Henna for Eid
"You're so cute," says a student. "Are you Muslim?"
I shake my head. "I'm Christian."
"Oh," she says, nodding. "Not Muslim - yet."
Four walls, windows, a smart board, white board, projector. Student desks in five rows, four deep. Dark eyed teenage girls in ankle length, shift style uniforms. I sit on the teacher's table facing the class, legs dangling.
At the Madrasa al Thanawiya al Binaat (secondary school for girls) I'd already participated in a science lab (broadly speaking), audited science and English classes and sipped tea in the teachers' lounge. I'd wandered the building with a special education instructor and chatted boardroom style with group after group of high school aged local girls.
Today I would be a substitute Homeroom and Physical Education teacher (apologies to actual US PE teacher, Bernie). Sort of.
Some of my Arabic children's books
Qataris are a minority in Qatar and Arabic is not spoken on the streets or in the shops. The majority of expats don't study the language because there's so little opportunity to use it. I persist because I like the language and people (and perhaps also out of a compulsive need to finish-what-I-start, no matter how impossible seeming). I supplement my studies by reading Arabic children's books, learning Arabic nursery rhymes, speaking with Arabs (when found) - and visiting Qatari government schools (where allowed).
The gym is closed in the (real) teacher's absence and there are no curriculum notes.
"Speak English with them," says the principal. She smiles. "Make them bi-lingual."
Oh, right. Mafee mushkilla. No problem.
My escort is a sunny and enthusiastic Egyptian English teacher wearing bright blue eye shadow. "You girls," she says, in Arabic. "You are all so sleepy." She moves to the closed classroom door, pounds on it with both fists. "You are like, 'let me out of here'!"
Laughter. Students sit higher in seats.
"What sports do you play?" I ask. L'boon ay riyada hini?
"Basketball, volleyball, football…" Smiles. "With the feet. Not the American football with hands."
"Do you run?" I ask.
"Of course. We wear long pants and tee shirts and run in the gym."
"People don't run on the street in Qatar," I say.
"No, but you can walk at the Mall or Aspire Park and you can run around the Pearl to the naked beach."
Naked beach? MY beach? I laugh.
The young Qatari shakes her head. Not funny. "We call it that because people wear very few clothes there."
Conversation is a rapid-fire mix of standard and dialectical Arabic and colloquial English.
They want to know:
Do you live in a compound in America?
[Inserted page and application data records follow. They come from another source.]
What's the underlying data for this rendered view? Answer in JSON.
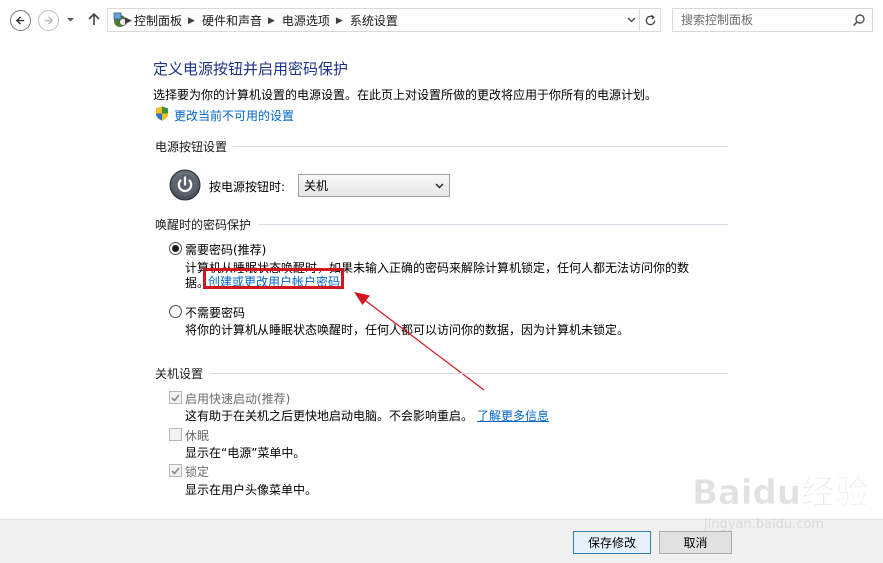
{
  "address_bar": {
    "breadcrumbs": [
      "控制面板",
      "硬件和声音",
      "电源选项",
      "系统设置"
    ],
    "search_placeholder": "搜索控制面板"
  },
  "page": {
    "title": "定义电源按钮并启用密码保护",
    "description": "选择要为你的计算机设置的电源设置。在此页上对设置所做的更改将应用于你所有的电源计划。",
    "change_unavailable_link": "更改当前不可用的设置"
  },
  "power_button_section": {
    "heading": "电源按钮设置",
    "label": "按电源按钮时:",
    "selected_value": "关机"
  },
  "wake_password_section": {
    "heading": "唤醒时的密码保护",
    "options": [
      {
        "label": "需要密码(推荐)",
        "selected": true,
        "desc_line1": "计算机从睡眠状态唤醒时，如果未输入正确的密码来解除计算机锁定，任何人都无法访问你的数",
        "desc_line2_prefix": "据。",
        "link": "创建或更改用户帐户密码"
      },
      {
        "label": "不需要密码",
        "selected": false,
        "desc_line1": "将你的计算机从睡眠状态唤醒时，任何人都可以访问你的数据，因为计算机未锁定。"
      }
    ]
  },
  "shutdown_section": {
    "heading": "关机设置",
    "items": [
      {
        "label": "启用快速启动(推荐)",
        "checked": true,
        "desc": "这有助于在关机之后更快地启动电脑。不会影响重启。",
        "link": "了解更多信息"
      },
      {
        "label": "休眠",
        "checked": false,
        "desc": "显示在“电源”菜单中。"
      },
      {
        "label": "锁定",
        "checked": true,
        "desc": "显示在用户头像菜单中。"
      }
    ]
  },
  "footer": {
    "save_label": "保存修改",
    "cancel_label": "取消"
  },
  "watermark": {
    "text": "Baidu经验",
    "subtext": "jingyan.baidu.com"
  },
  "colors": {
    "title_blue": "#1e3287",
    "link_blue": "#0066cc",
    "highlight_red": "#d3161d"
  }
}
Do students wear uniforms to school? Do you have pets? How old are your children? Are they boys or girls? Tell me about your grandchildren? Have you been to Boston? Will you go shopping at Villagio with me? Do you know Adele? (Sings:) "Someone Like You…"
I smile. "Will you teach me a Qatari children's song?"
A student writes:
"mama jabat baby
baby helloo sagheer"
"It says, Mama comes with a baby; baby is small and cute. We sing this when a new baby comes home."
"Do you have rhymes? Silly fun songs?"
Of course! "Twinkle, twinkle little star…Humpty Dumpty sat on a wall...Teddy Bear, Teddy Bear…"
"Our nursery rhymes are from America, Lebanon, Egypt and other countries," a student says.
"And television," says Teacher.
The students sing popular American and Arabic music in angelic soprano and rich alto voices, complete with Middle Eastern trills and runs.
I offer Baa Baa Black Sheep, Have You Any Wool…?
The bell rings and Teacher and I sing (although I only know the first part) a popular Egyptian children's song:
Mama Zamanha Gaya
Mama zamanha gaya
gaya baedeh shiwaya
gayba al'ab wa hagat
gayba maha shanta
fiha wezza wa bata
quack quack quack quack quack
arfel wad el esmo "Adel"
gah doctor waamleh eh?
laa regleh bao zayel fatal
bas shewaya gowa eneh
rah nidiloh ho'na kbira
aref edal el ho'na leh?
Ma bieshrabsh el laban el sobh
we kol eshabo dehko alah
ha ha ha!
W hoa men yomha shereb
wetrabalo aadal fi ideh.
Mama is coming
She is almost here
She is bringing toys and gifts
She's also got a box
Inside there's a duck
Quack quack quack quack quack.
Do you know the kid named "Adel"
And what the doctor did to him?
He found him all tired
And looked inside his eyes.
He's going to give him a big shot.
Do you know why he gave him a shot?
He doesn't drink milk in the morning
And all his friends laugh.
Ha Ha Ha!
And since that day he drinks milk
And grows up
And has muscles in his arms.